General commentsThe UPIGO’s survey covers countries with very different economic situations. In Europe, the GNP varies from US$2,600 to US$65,630 per inhabitant and per year. In Africa, Tunisia enjoys a privileged situation with US$2,890 per inhabitant. For the other fourWest African countries, the GNP goes from US$ 350 to US$700 per inhabitant.
It goes without saying that the health situation in each country is strongly dependent on its economic possibilities.
If theoretically everyone agrees to say that the rich countries have the moral obligation to help the poor countries, the reality of this help is often left to be desired and progress is to be made here. Our profession meets with difficulties everywhere. There are often conflicts with the state, with the health insurance. In some countries there are many conflicts with neighbouring specialities and even with mid-wives. To manage as best as possible the difficulties of the profession, a strong and representative union is an advantage of utmost importance. The union has the vocation of being an inescapable interlocutor for the political decision-makers or the health insurance administrators: in any constructive negotiation, you have to give to receive.
It is imperative for the profession to commit itself to a process of quality.

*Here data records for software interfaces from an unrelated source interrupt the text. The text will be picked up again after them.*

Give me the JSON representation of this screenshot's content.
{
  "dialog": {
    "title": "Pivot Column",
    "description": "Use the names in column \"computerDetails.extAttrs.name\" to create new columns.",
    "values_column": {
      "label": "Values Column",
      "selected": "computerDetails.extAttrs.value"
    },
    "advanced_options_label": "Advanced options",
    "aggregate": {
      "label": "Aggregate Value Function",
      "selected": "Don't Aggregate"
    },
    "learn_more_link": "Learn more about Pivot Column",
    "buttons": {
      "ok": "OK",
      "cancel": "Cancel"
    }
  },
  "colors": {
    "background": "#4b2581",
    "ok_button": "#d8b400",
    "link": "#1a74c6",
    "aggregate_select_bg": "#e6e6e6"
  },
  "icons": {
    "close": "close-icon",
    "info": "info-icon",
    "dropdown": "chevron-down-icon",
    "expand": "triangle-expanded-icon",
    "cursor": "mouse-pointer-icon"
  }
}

It must actively take part in the organisation of continuing medical training. It must be able to prove the quality of the health care given by each of its members.
In return, it is authorised to ask for satisfactory working conditions, a good level of fees and a minimum of freedom in its therapeutic choices. Our liability should not be committed if we have the freedom to choose the necessary treatment for our patients and if we have access to a proper technical support centre.